* [DATA IN THIS EXERCISE]

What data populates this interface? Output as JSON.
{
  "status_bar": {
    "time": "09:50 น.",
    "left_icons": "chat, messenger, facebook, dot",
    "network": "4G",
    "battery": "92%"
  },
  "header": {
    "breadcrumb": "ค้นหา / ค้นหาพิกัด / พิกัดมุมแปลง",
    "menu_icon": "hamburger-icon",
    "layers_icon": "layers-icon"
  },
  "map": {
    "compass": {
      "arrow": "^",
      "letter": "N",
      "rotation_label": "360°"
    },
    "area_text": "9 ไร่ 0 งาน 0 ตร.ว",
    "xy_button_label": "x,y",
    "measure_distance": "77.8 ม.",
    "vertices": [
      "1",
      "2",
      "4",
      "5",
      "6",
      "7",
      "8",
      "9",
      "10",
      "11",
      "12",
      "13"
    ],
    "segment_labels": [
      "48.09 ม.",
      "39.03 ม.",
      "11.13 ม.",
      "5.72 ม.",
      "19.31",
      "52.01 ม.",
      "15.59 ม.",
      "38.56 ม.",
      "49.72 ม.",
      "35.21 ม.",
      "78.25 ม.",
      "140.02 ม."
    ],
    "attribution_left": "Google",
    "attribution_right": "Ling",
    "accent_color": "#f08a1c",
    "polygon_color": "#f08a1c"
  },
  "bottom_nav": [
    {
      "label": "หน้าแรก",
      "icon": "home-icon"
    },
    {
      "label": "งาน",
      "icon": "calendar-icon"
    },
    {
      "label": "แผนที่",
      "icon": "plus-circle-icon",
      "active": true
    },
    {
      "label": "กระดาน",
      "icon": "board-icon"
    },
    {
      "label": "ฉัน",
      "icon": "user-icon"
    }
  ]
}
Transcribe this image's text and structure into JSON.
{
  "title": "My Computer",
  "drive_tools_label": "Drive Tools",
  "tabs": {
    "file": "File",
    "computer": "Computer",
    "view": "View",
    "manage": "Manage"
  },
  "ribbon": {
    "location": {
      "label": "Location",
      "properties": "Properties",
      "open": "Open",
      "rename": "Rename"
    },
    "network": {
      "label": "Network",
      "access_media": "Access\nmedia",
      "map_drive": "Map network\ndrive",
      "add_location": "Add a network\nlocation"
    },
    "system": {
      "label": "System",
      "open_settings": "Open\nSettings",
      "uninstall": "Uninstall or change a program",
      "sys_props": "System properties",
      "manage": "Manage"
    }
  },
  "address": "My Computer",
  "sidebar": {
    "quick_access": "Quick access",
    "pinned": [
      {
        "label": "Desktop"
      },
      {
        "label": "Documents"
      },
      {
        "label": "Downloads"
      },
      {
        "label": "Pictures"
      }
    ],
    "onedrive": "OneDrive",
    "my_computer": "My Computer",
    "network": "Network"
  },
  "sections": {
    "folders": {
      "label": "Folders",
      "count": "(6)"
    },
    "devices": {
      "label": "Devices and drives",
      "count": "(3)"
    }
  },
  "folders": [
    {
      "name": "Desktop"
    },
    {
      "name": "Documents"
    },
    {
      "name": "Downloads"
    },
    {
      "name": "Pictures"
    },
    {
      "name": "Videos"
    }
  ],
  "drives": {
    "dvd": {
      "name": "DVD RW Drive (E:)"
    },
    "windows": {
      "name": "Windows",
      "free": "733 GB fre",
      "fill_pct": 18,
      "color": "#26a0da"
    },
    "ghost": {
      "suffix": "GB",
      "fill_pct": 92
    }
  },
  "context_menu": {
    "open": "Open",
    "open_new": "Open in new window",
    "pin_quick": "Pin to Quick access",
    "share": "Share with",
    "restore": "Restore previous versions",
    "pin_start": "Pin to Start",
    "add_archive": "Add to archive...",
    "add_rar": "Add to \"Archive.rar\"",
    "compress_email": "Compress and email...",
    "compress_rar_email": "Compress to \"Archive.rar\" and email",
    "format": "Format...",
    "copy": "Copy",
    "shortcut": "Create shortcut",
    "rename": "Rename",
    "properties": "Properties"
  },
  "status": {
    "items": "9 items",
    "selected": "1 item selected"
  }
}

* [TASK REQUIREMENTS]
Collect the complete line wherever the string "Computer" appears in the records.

* [YOUR SOLUTION]
  "title": "My Computer",
    "computer": "Computer",
  "address": "My Computer",
    "my_computer": "My Computer",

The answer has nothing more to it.